=== DATASET RECORDS ===

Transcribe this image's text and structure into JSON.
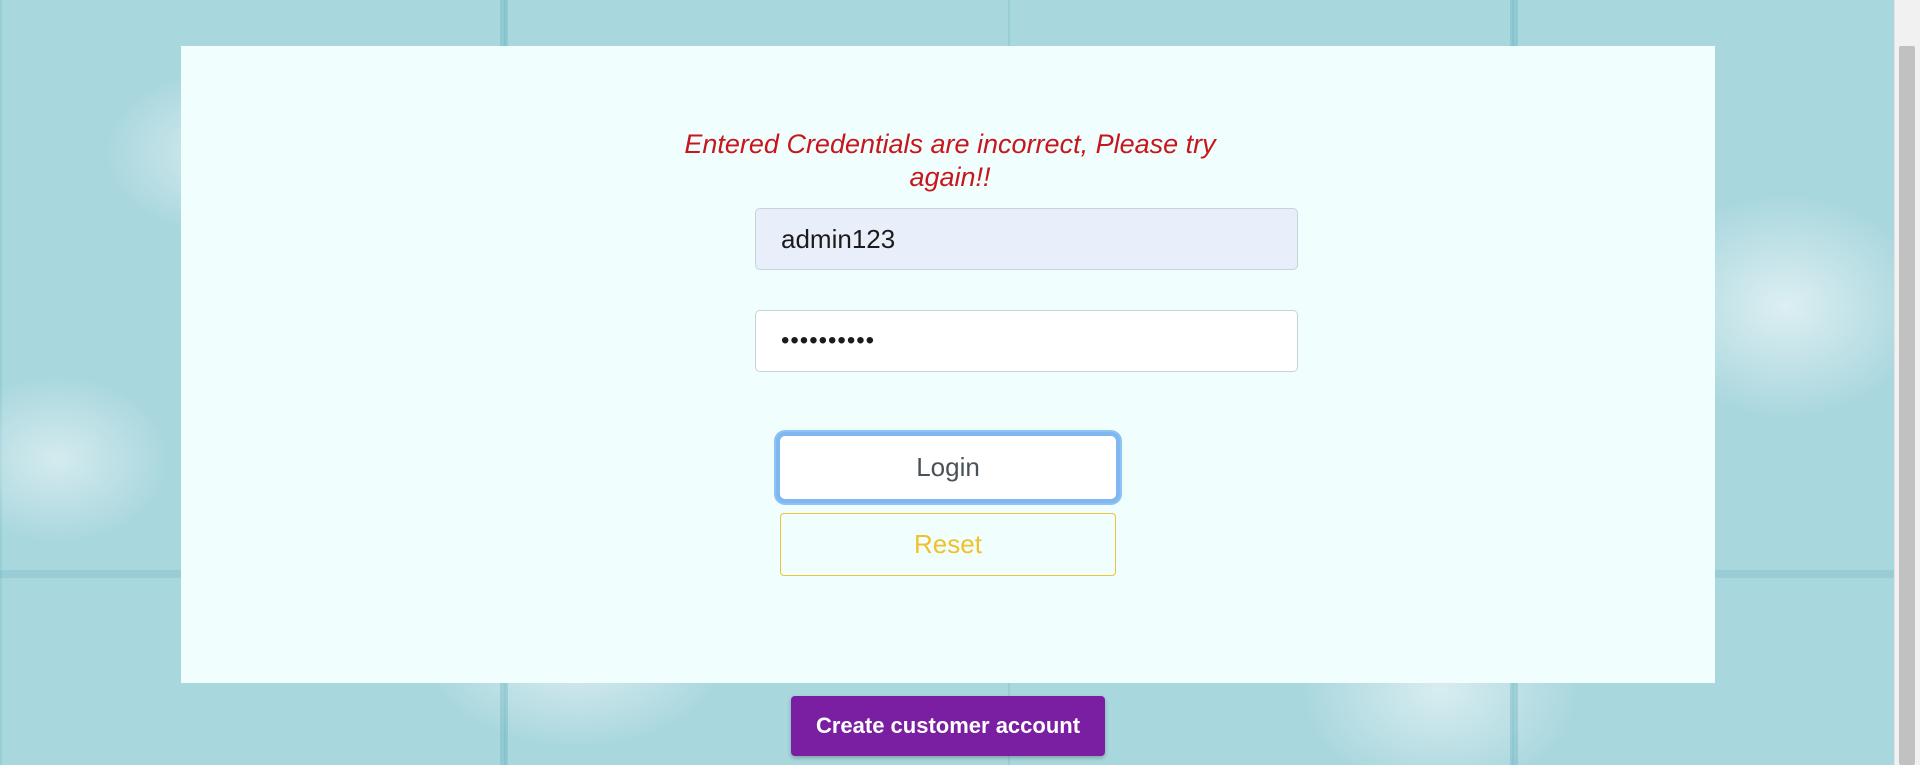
{
  "login": {
    "error_message": "Entered Credentials are incorrect, Please try again!!",
    "username_value": "admin123",
    "password_value": "••••••••••",
    "login_label": "Login",
    "reset_label": "Reset"
  },
  "footer": {
    "create_account_label": "Create customer account"
  },
  "colors": {
    "error": "#c8161d",
    "reset": "#f0c12a",
    "create_account": "#7b1fa2",
    "panel": "#f0fffe",
    "login_focus": "#8ec2f5"
  }
}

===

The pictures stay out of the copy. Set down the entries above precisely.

## WRITTEN RESPONSE
Transcribe this image's text and structure into JSON.
{
  "login": {
    "error_message": "Entered Credentials are incorrect, Please try again!!",
    "username_value": "admin123",
    "password_value": "••••••••••",
    "login_label": "Login",
    "reset_label": "Reset"
  },
  "footer": {
    "create_account_label": "Create customer account"
  },
  "colors": {
    "error": "#c8161d",
    "reset": "#f0c12a",
    "create_account": "#7b1fa2",
    "panel": "#f0fffe",
    "login_focus": "#8ec2f5"
  }
}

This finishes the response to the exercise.